:: Data for the task ::
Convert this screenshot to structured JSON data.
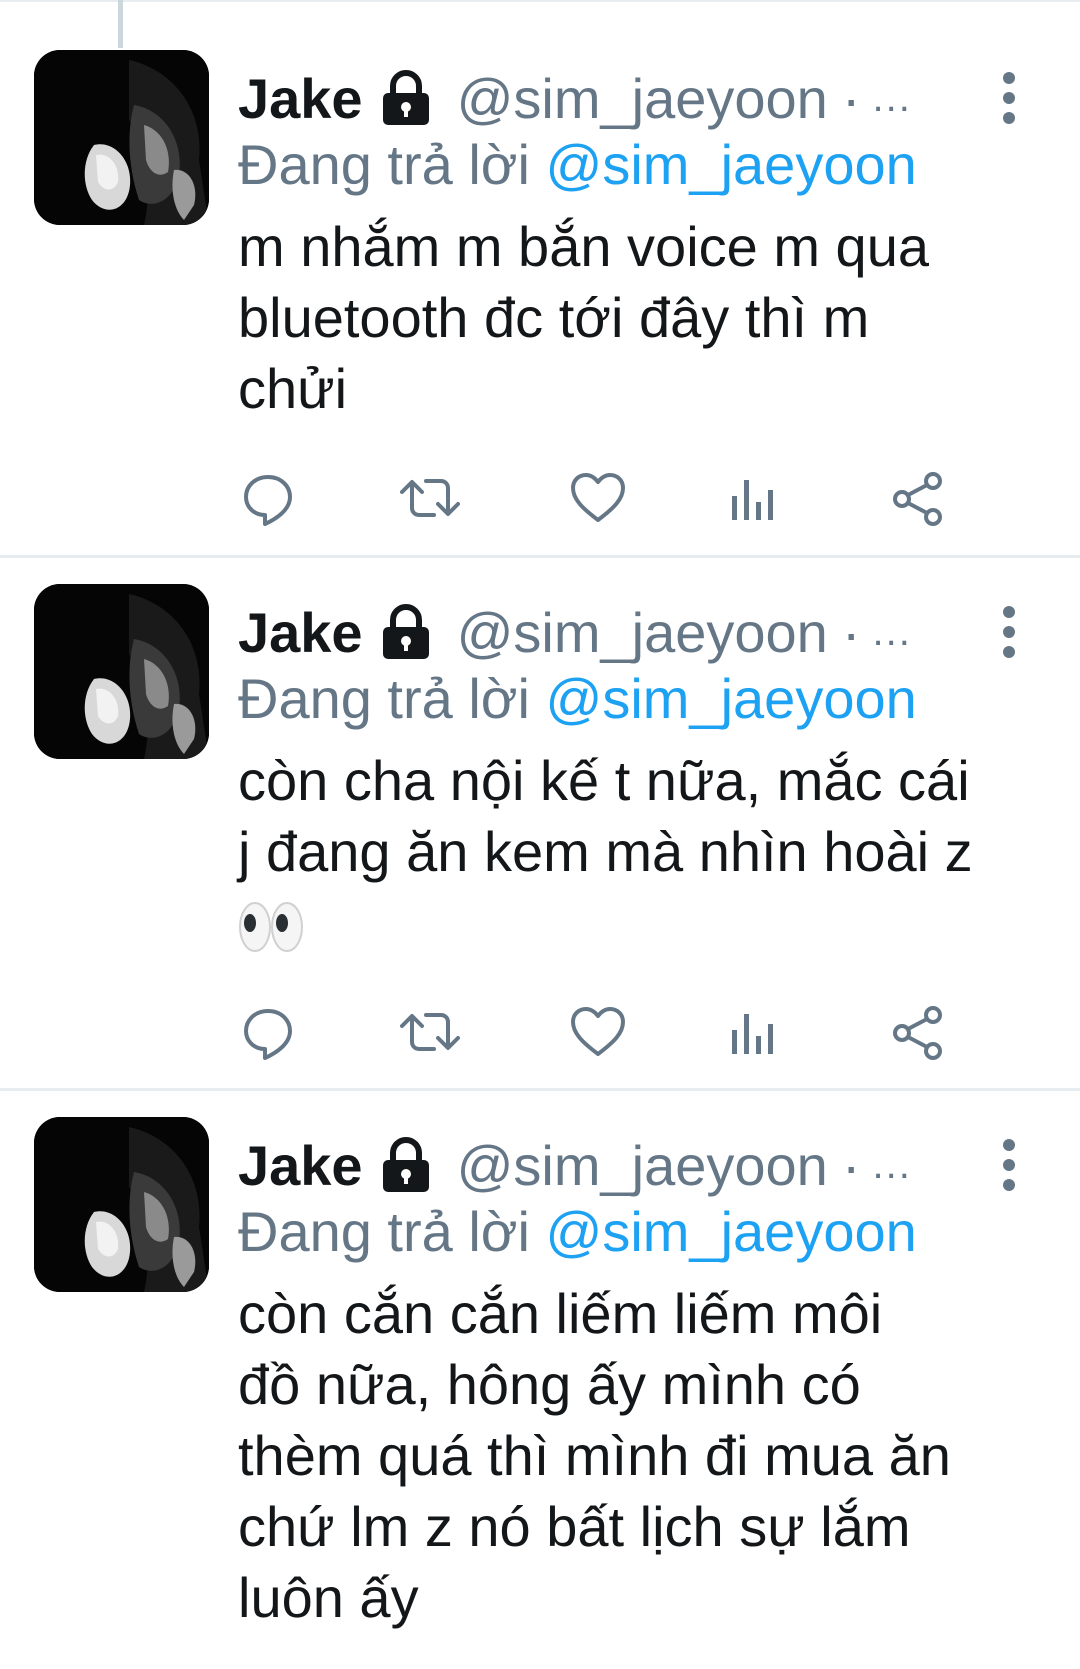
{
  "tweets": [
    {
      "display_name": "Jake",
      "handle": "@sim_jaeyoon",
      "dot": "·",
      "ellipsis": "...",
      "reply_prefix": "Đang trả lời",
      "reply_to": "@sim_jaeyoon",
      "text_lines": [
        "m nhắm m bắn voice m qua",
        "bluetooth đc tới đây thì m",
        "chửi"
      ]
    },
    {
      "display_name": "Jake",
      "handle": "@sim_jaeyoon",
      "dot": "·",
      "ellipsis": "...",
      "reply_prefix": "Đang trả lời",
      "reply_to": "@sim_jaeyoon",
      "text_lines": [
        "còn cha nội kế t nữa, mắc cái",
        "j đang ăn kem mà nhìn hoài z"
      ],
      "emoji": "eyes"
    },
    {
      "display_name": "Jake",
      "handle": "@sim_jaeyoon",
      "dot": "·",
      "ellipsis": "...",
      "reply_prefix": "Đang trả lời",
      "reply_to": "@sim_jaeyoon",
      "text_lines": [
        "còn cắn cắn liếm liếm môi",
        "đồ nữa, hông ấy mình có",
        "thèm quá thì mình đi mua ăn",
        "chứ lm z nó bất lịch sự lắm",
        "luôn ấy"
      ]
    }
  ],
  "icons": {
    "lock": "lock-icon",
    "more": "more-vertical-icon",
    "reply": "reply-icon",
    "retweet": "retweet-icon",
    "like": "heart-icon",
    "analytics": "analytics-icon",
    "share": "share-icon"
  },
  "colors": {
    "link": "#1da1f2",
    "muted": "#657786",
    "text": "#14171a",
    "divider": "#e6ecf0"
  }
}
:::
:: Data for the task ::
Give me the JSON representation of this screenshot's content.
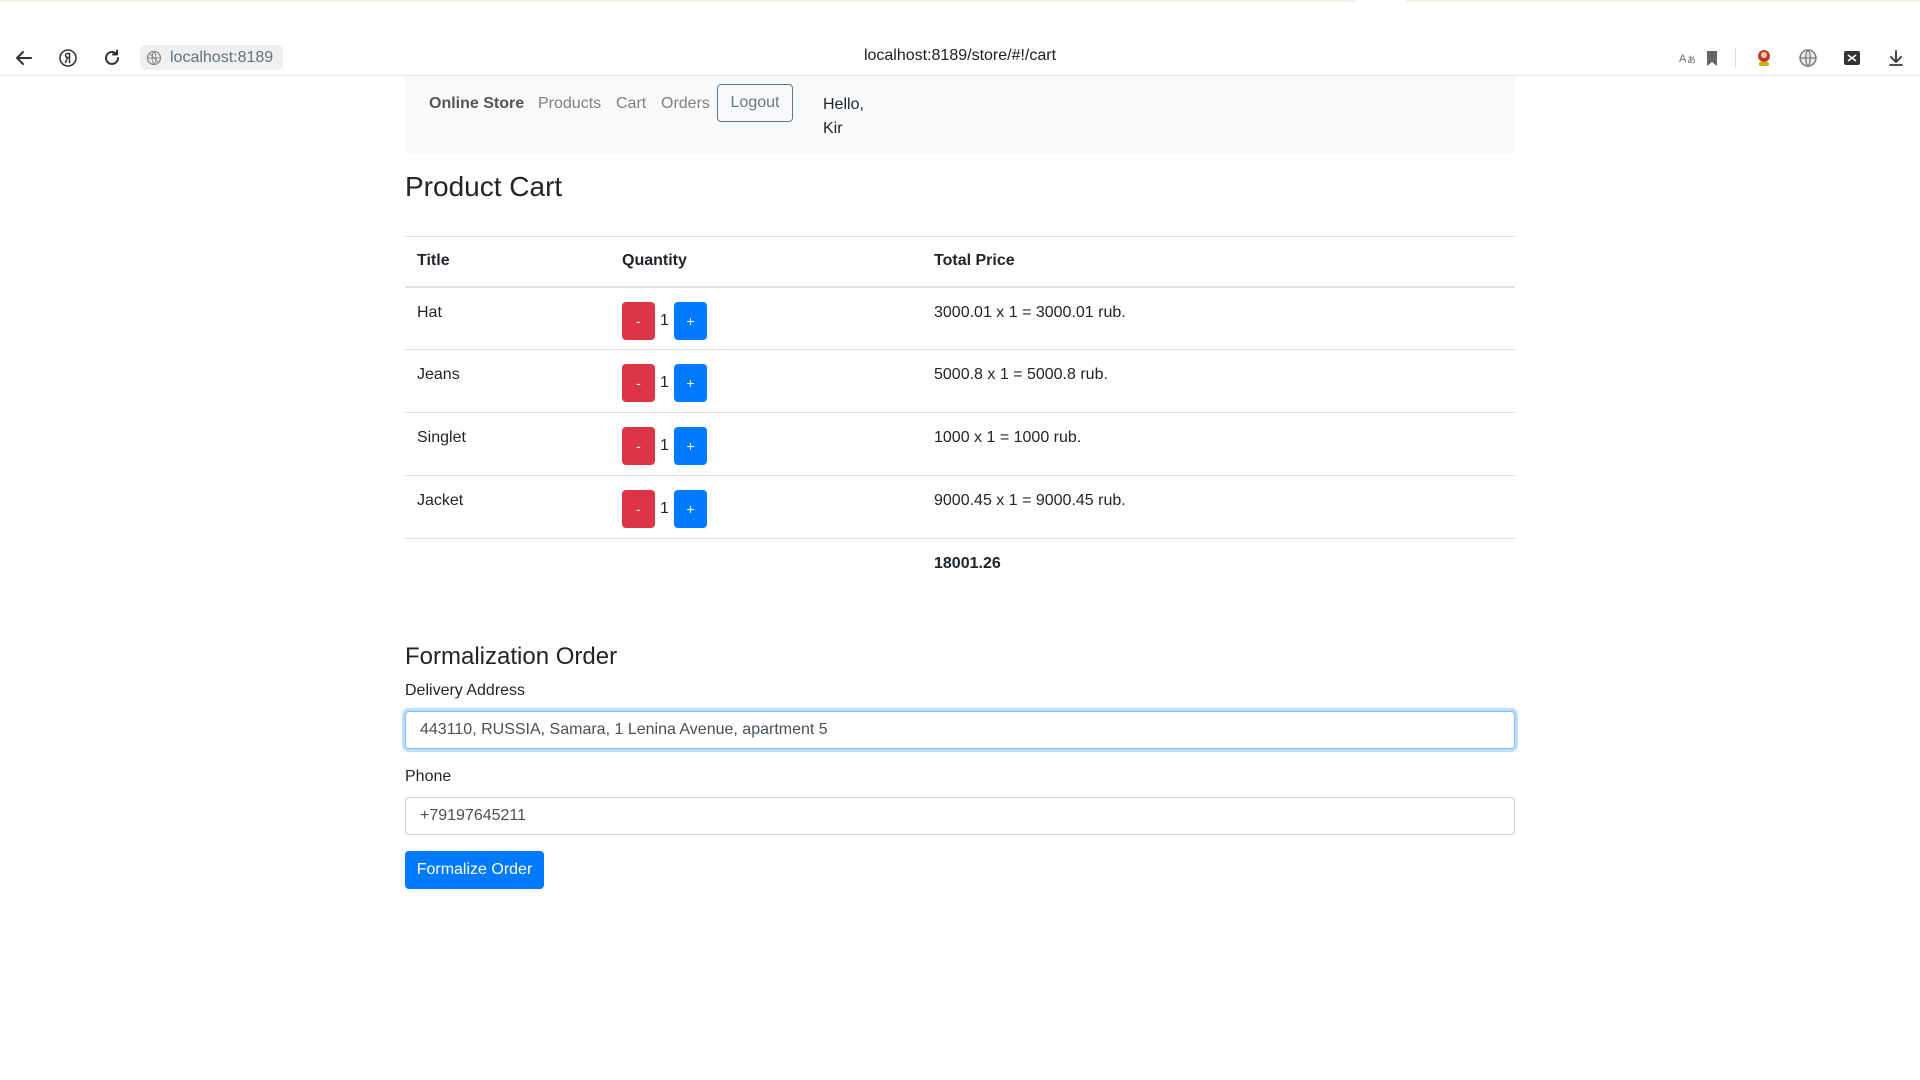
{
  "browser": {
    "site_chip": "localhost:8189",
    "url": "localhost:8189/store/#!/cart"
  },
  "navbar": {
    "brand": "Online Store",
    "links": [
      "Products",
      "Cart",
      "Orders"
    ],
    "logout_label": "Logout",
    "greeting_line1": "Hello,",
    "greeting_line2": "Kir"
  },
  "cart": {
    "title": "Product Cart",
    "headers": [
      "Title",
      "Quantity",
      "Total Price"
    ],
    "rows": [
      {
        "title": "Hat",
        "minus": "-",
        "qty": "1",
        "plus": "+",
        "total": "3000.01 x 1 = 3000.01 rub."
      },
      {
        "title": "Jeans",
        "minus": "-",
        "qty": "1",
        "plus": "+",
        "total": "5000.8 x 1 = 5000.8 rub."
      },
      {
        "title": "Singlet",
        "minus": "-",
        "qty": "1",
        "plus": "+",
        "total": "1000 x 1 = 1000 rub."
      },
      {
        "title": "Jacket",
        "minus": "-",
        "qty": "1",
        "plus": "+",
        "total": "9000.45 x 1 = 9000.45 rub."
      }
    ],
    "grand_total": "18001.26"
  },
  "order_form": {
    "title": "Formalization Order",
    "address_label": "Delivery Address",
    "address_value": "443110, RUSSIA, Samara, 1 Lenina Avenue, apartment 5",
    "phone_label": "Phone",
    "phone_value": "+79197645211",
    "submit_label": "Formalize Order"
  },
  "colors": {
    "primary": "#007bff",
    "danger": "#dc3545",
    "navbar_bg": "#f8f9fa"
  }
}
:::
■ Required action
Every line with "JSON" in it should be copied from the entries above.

■ Task output
Convert this screenshot to structured JSON data.
Give me the JSON representation of this screenshot's content.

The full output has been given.